Page 63 - Jewish Book Annual Volume 17 (1958-1959)

Basic HTML Version

e f f e r
— J
barban el
universe is bound together by love. Th e love of the spirits for
what is beneath them is necessary to effect God’s plan of the
universe, and is therefore a means to win His love.
In the final dialogue, Abarbanel describes the nature of divine
love: God’s love is cosmic; it permeates the entire universe; it
constitutes the source of the vigor of all natural forces; it is the
wellspring of truth and beauty. Beauty is a particular grace which
brings pleasure to the mind capable of perception and moves it
to love and to knowledge of God, which is the highest form of
knowledge. The aim of this knowledge is man’s union with God.
Through the intellectual love of God the soul returns to Him
and the cosmos becomes one with Him.
“God’s love must needs unfold His perfection and beauty and
reveal itself in His creatures, and love for these creatures must again
elevate an imperfect world to His own perfection. Thus is engendered
in man that yearning for love with which he endeavors to emulate
divine perfection.”
The Influence of Dialogues About Love
Dialoghi d’Amore,
with its concept of love as the guiding
principle of the universe and with its ornate, baroque embellish­
ments of mythology, history, medicine, metaphysics, Biblical
lore, philosophy and the pseudo-science of Renaissance Italy,
caught Europe by storm. Its nobility of spirit and imaginative­
ness of expression, its youthfulness and innocence, appealed to
scholar and to aesthete alike. It breathed a new soul into the
body of medieval philosophy; it substituted for its stilted
sobriety an exciting and ennobling
based upon
the human senses. The
therefore exerted a powerful
influence. In the twenty years after its appearance it went
through at least five editions in Italian, was translated several
times into French and Spanish, and appeared later in Latin and
Hebrew versions. I t was known to Camoens and Montaigne, was
cited repeatedly by Burton and Castiglione, and influenced
Giordano Bruno and Lord Bacon. Baruch Spinoza owned a copy
of the Spanish edition of the
and probably derived from

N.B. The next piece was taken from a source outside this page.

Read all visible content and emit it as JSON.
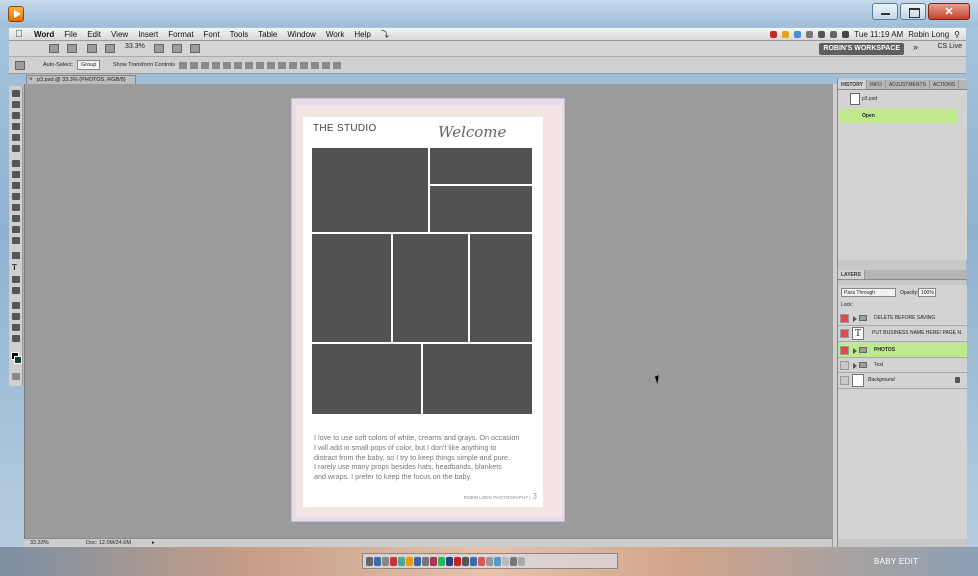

it his doctrine of the Intellectual Love of God.
Judaism, however, did not accept the book. It was praised by
the elder Abarbanel, whose views on creation, the soul and the
soul’s union with God are very like those of his son. One can find
similarities between Judah Abarbanel’s concept of divine love
and Hasdai Crescas’ belief that the ultimate purpose of human
life is the love of God. There is no doubt whatsoever that the
core of Judah’s philosophy is based upon Jewish sources, both
Biblical and Talmudic, and that the book breathes a deep love
for Judaism. Jewish philosophy has recoiled, however, from its
peculiar system of cosmic cohesiveness, its acceptance of Greek